Treating conjunctivitis in cats is usually done on an outpatient basis and the type of treatment depends on what is causing the disease. Options can include oral and topical antibiotics and anti-inflammatory medications. Surgery also is an option, but it usually is reserved for very serious cases.

Ulcerative Keratitis (Corneal Ulcers)

Ulcerative keratitis is an open sore type of wound in the cat's cornea, the clear layer of the eye through which light enters. When a cat has a corneal ulcer, the affected eye will appear cloudy. Other signs include redness, squinting, pain, and occasional discharge.
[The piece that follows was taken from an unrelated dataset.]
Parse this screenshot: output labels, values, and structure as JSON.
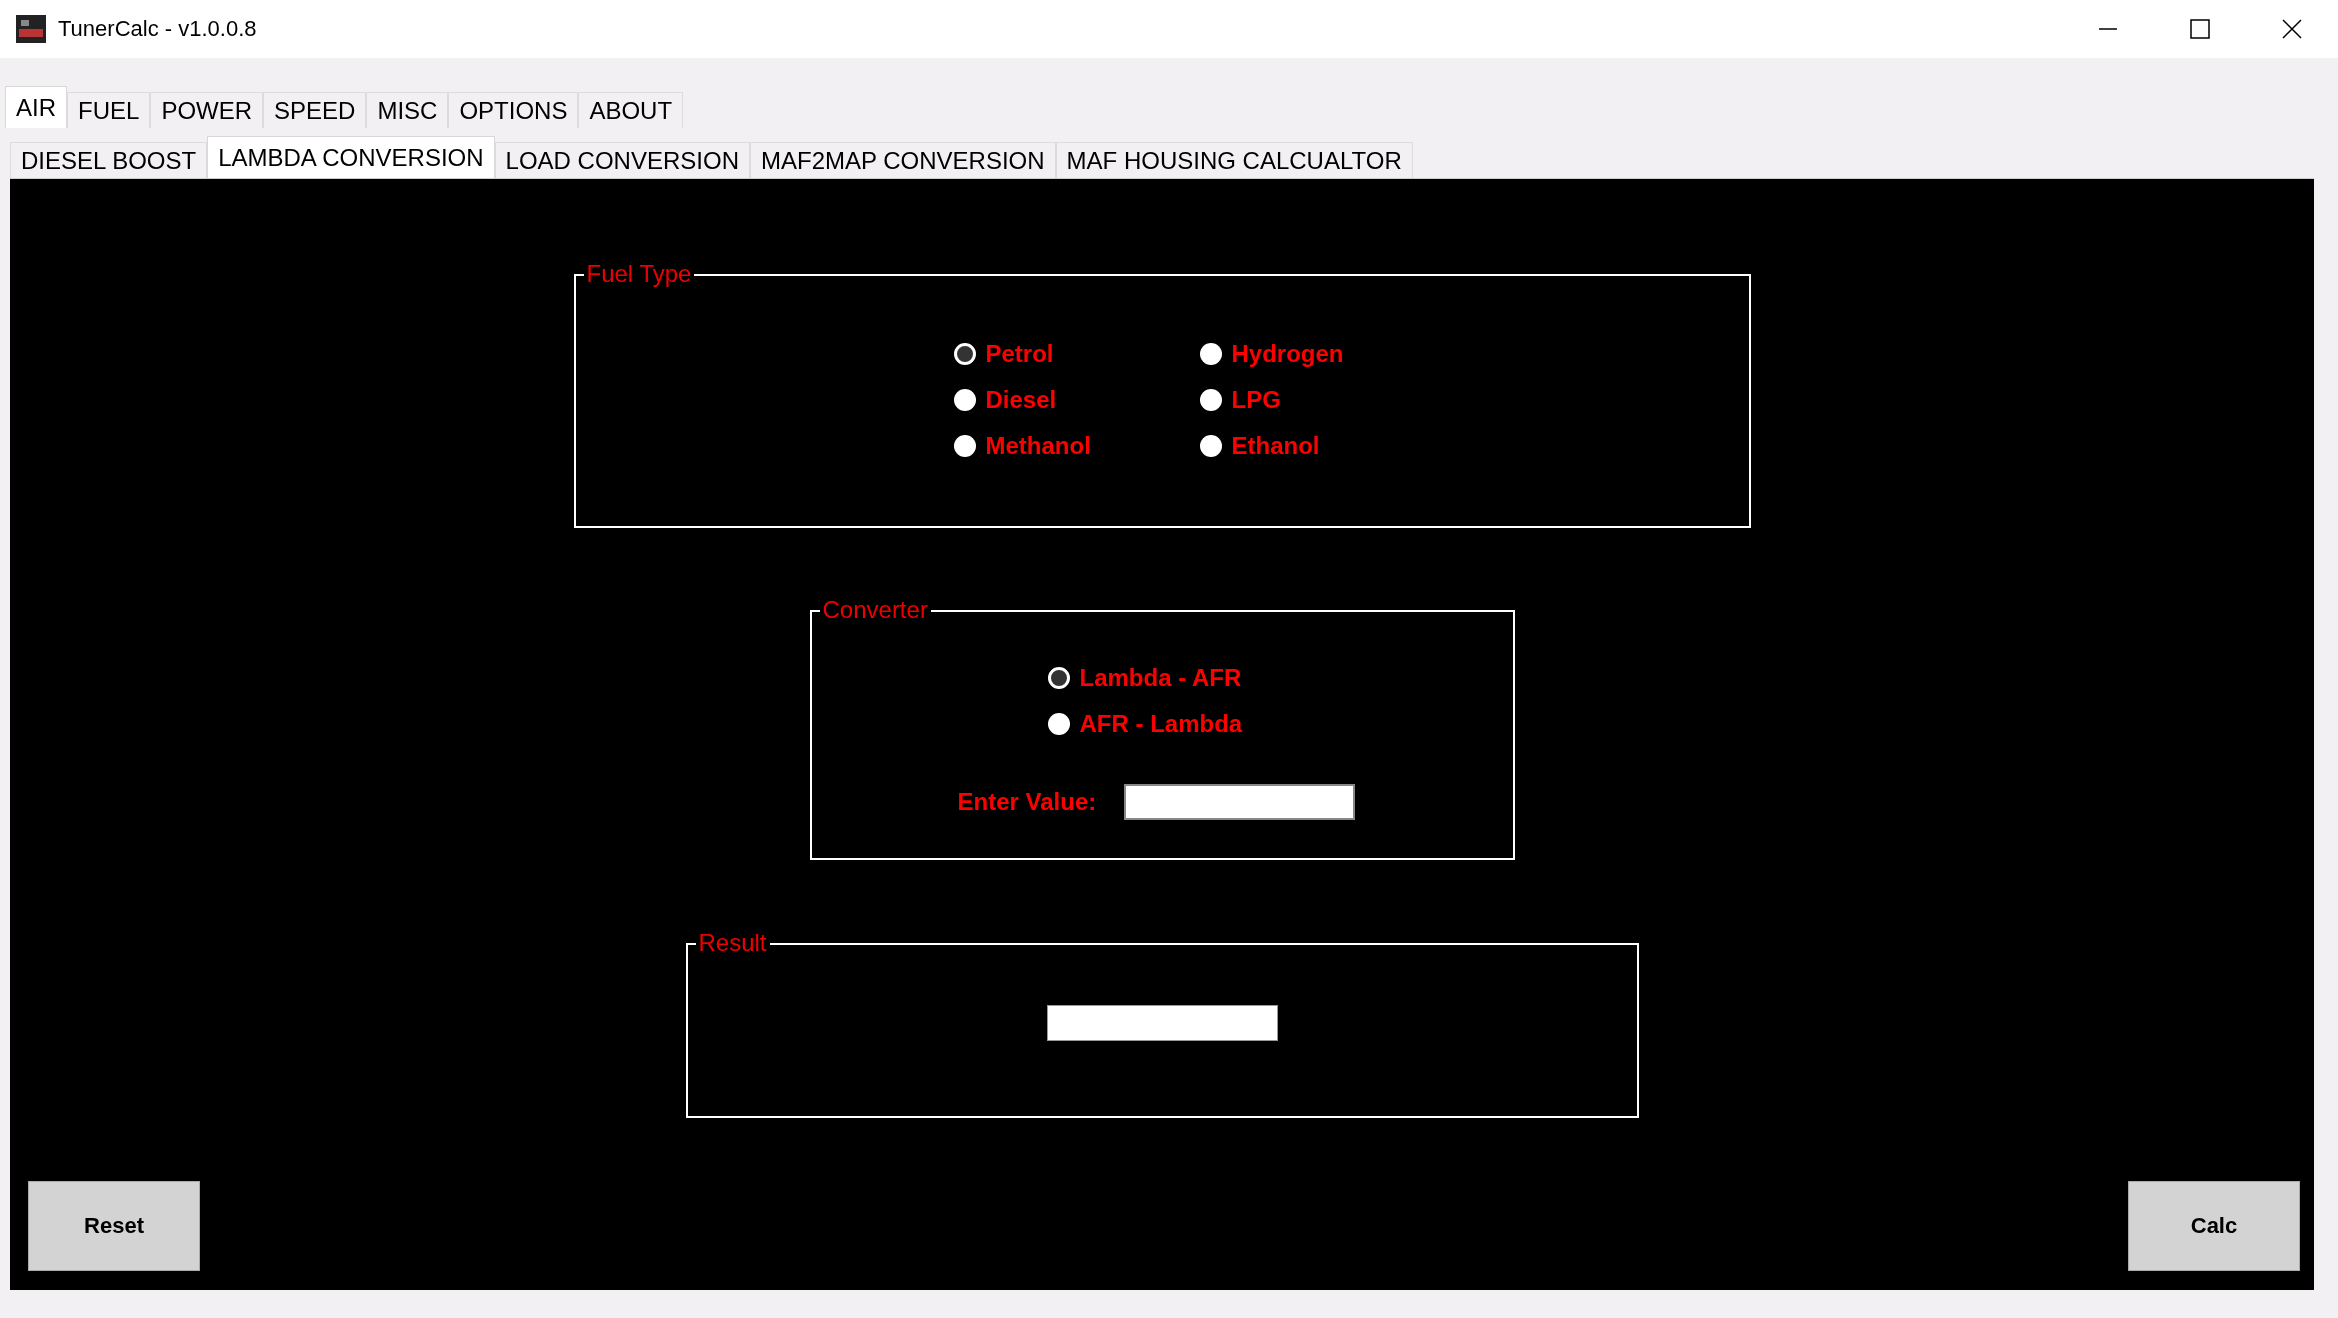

Treatment for ulcerative keratitis depends on the severity of the disease. Superficial corneal ulcers will usually respond positively with the right antibiotics and pain medications. If the corneal ulcer is deep, then surgery may be needed.
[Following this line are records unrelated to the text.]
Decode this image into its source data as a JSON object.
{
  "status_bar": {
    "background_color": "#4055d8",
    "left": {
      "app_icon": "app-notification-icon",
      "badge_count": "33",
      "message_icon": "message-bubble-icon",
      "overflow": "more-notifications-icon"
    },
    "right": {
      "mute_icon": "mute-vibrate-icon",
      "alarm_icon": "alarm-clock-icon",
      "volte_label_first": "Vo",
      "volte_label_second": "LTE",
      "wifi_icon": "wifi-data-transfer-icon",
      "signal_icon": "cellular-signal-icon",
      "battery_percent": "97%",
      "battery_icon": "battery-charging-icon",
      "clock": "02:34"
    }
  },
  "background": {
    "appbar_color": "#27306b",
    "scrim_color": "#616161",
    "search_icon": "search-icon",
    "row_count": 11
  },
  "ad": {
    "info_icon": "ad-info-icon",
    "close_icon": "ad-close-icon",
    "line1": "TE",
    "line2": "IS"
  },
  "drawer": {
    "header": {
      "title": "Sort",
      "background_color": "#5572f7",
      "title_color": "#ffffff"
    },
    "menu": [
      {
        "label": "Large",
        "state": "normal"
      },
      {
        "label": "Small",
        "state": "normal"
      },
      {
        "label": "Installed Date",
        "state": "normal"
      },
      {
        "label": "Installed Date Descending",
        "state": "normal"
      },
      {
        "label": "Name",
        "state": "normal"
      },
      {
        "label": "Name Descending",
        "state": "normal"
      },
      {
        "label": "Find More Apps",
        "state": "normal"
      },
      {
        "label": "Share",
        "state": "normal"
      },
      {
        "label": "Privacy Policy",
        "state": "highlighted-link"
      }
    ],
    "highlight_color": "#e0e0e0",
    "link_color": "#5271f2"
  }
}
Glaucoma is a condition where pressure in the eye builds up because the fluid that enters the eye cannot exit. This condition is most commonly caused by an infection, trauma, an inflammatory disorder, a tumor, or an abnormal shift in the lens of the eye. Symptoms can include pain, redness, discharge, and cloudiness in the eye. In very severe cases, you can see that the affected eye is larger than the healthy eye.

Glaucoma is considered an emergency in cats because if treatment is not administered quickly, a cat could lose her vision. Treatment is based on what is causing the glaucoma, along with medications to help reduce the internal pressure of the eye.
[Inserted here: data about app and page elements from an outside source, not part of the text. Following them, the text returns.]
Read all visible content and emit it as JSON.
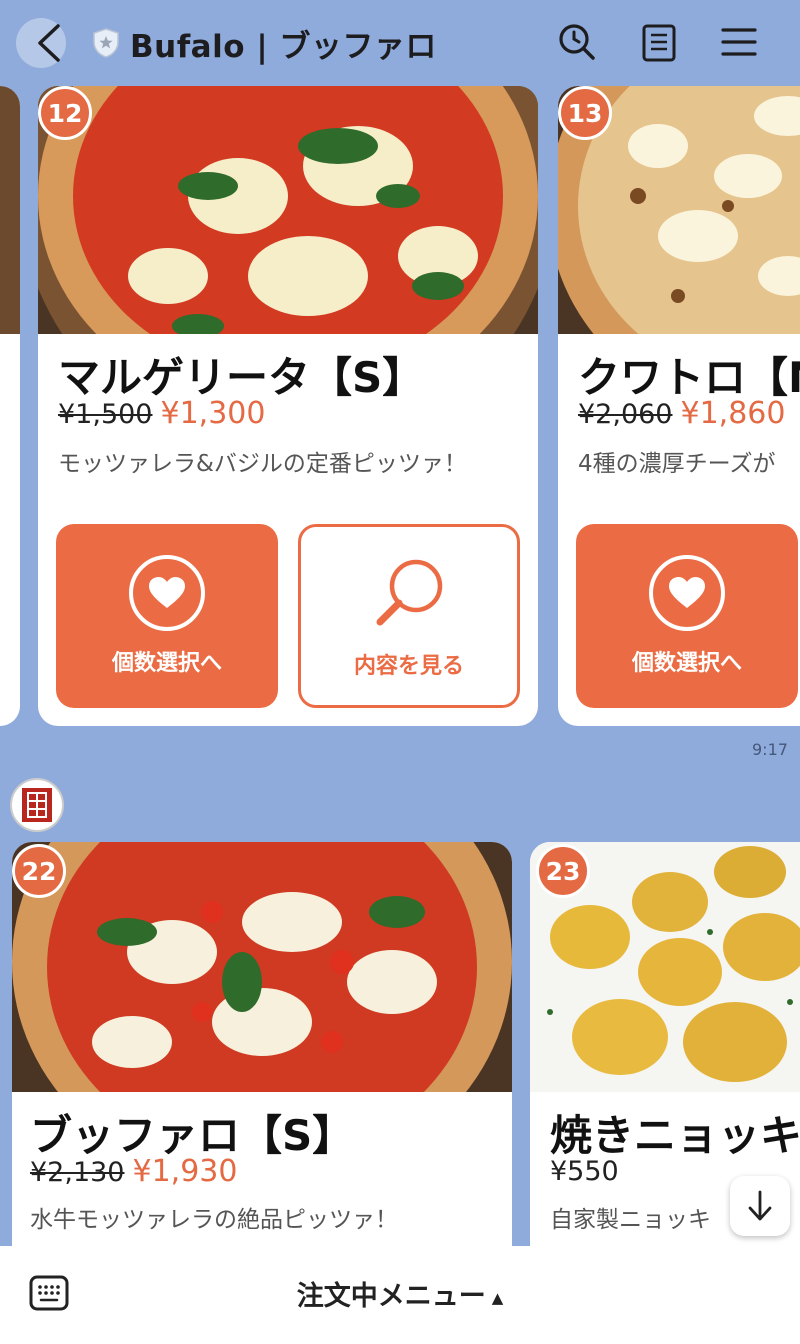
{
  "header": {
    "title": "Bufalo | ブッファロ",
    "back_icon": "chevron-left-icon",
    "verified_icon": "shield-icon",
    "actions": [
      "search-icon",
      "notes-icon",
      "menu-icon"
    ]
  },
  "messages": [
    {
      "time": "9:17",
      "cards": [
        {
          "number": "12",
          "name": "マルゲリータ【S】",
          "old_price": "¥1,500",
          "price": "¥1,300",
          "description": "モッツァレラ&バジルの定番ピッツァ！",
          "buttons": [
            "個数選択へ",
            "内容を見る"
          ]
        },
        {
          "number": "13",
          "name": "クワトロ【M",
          "old_price": "¥2,060",
          "price": "¥1,860",
          "description": "4種の濃厚チーズが",
          "buttons": [
            "個数選択へ"
          ]
        }
      ]
    },
    {
      "cards": [
        {
          "number": "22",
          "name": "ブッファロ【S】",
          "old_price": "¥2,130",
          "price": "¥1,930",
          "description": "水牛モッツァレラの絶品ピッツァ！"
        },
        {
          "number": "23",
          "name": "焼きニョッキ",
          "price": "¥550",
          "description": "自家製ニョッキ"
        }
      ]
    }
  ],
  "bottom_bar": {
    "label": "注文中メニュー",
    "caret": "▲",
    "keyboard_icon": "keyboard-icon"
  },
  "colors": {
    "background": "#8FABDC",
    "accent": "#EB6C44",
    "badge": "#E46A44"
  }
}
When the lens of the eye starts turning cloudy, a cat is developing a cataract, which ultimately will block light from reaching the back of the eye. This results in diminished eyesight or even blindness in more severe instances.

A veterinarian will usually recommend surgery to repair a cataract. But, if your cat is older and you don't want to risk it, your cat should be able to adapt to her poor vision if she remains an indoor pet.


Exophthalmos is a disease in which the eyeball protrudes, or bulges, from the orbit of the eye. Most of the time, this condition is caused by a mass growing behind the eyeball. Other than the swollen eye, the most-common symptoms of exophthalmos include fever, pus in or around the eye, lethargy, inability to close the eye, corneal inflammation, discharge, and pain when opening the mouth.

If a cat has exophthalmos, the treatment will depend on what is causing the condition. If it is being caused by a cancerous mass, then surgery and/or radiation and chemotherapy will usually be recommended.


Whereas exophthalmos causes the eye to protrude, enophthalmos is a disease that causes the eyeball to recess back into the skull. This is most commonly the result of the eyeball losing some of its volume, which causes the eyeball to shrink. Breeds with long, narrow heads are most at risk for this disease.

Treatment for enophthalmos is based on what is causing the condition. For instance, if dehydration is the cause, then intravenous infusion can help, while if it is being caused by a cancerous mass, then surgery, chemotherapy, and/or radiation therapy will be the typical treatment.

About the Author

Dr. Evan Ware

Dr. Evan Ware is a veterinary practitioner in Phoenix, Arizona. He received both his undergraduate degree in microbiology and his Doctorate of Veterinary Medicine from The Ohio State University.

Dr. Ware is currently the Medical Director of University Animal Hospital (VCA) and is also the owner of two other hospitals, including Laveen Veterinary Center and Phoenix Veterinary Center. His areas of expertise include orthopedic medicine and surgery, veterinary oncology and chemotherapy, and general and advanced soft-tissue surgery.